There are five types of moods of verbs in English. Mood is a form of the verb to show different kinds of statement. Mood (or mode) is derived from the Latin word modus, “manner.”
Five Types of Moods of Verbs
The five types of mood of verbs are the indicative, the imperative, and the subjunctive. These different types of moods of verbs express different manners in which the action or state is expressed.
The Indicative Mood states a thing as a fact. The Indicative Mood simply declares a thing, or it asks a question ; as, John runs. Or it asks a question ; as, Where is John? I am loved, He is loved, I was loved, He was loved.
The Potential Mood states a thing as possible ; as, John can run. It might rain. She might come. The name Potential Mood has been given to such forms as, He can read.

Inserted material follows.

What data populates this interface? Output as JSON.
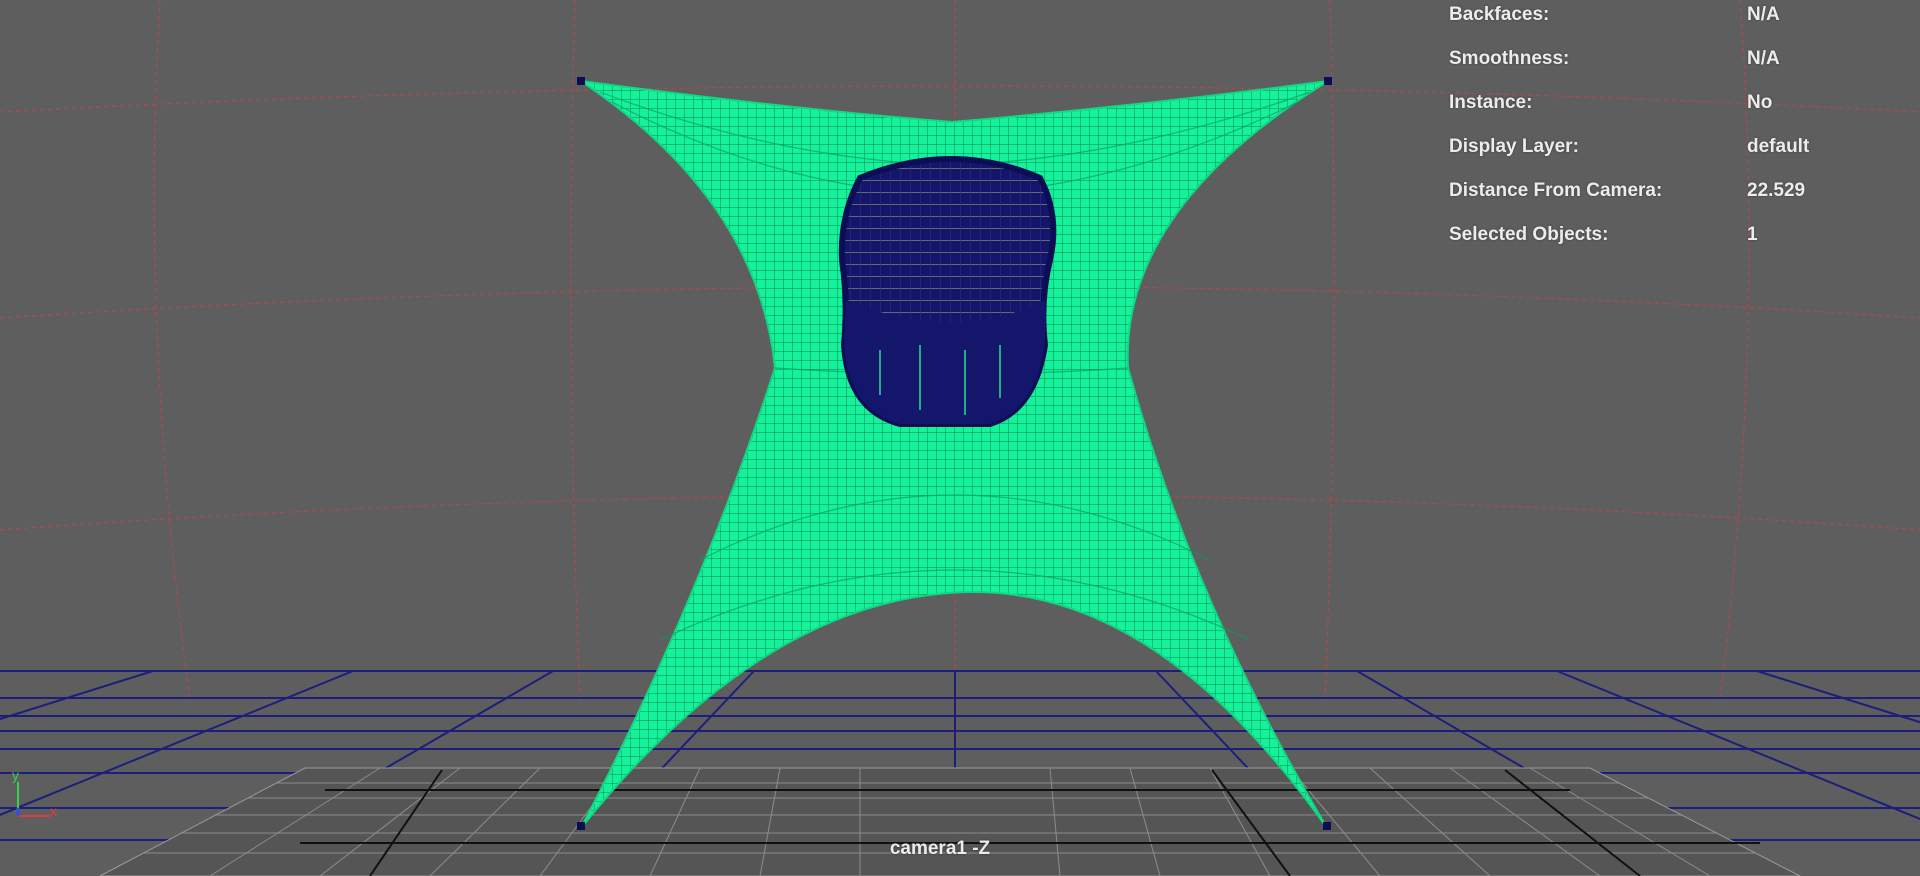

The Subjunctive Mood is so called because it is subjoined to some other sentence.It states a thing conditionally or as depending upon something else ; as, I will go if he come ; When he is here, he would tell you.
The Subjunctive is always subjoined to some other statement to express a condition or supposition; hence it is sometimes called the Conditional Mood, Doubt or uncertainty is expressed. If ^there is nothing doubtful
the Indicative should be used; as, If it he so (doubtful) ; If it is so (not doubtful). The Subjunctive is used for an intention not carried out; as, The order of the Board is that you he allowed three months leave. A wish contrary to the fact is expressed by the Subjunctive as, “Were he here” (which he is not). In this case the Conjunctions
arc omitted. The use of the Subjunctive is dying out in modern English.
The Imperative Mood states a thing as a command or request ; as, Run John ! Close the window. Shut the door. The verbs in these sentences are in the imperative mood.
The Imperative is the root of the Terb from which the other parts are derived. It has only one tense – the present, and one Person – the second. Command may also be expressed in other ways ; as, You must do it.
The above four moods must have a particular subject. These moods form, for this reason, the Finite Verb. The rest of the verb is called the Infinitive because it need not have a particular subject ; as, To walk is pleasant. Walking is pleasant.
A Verb in the Infinitive mood has no Subject. Only finite Verbs have Subjects: as, to err is him. The Infinitive Mood simply names the action, and is not limited by time, person, or number ; as, To write.
The Infinitive is generally preceded by the Preposition to which is sometimes called its sign. The Infinitive once had no ‘to’ before it but was expressed by the suffix -an. Such as, drink-an to drink.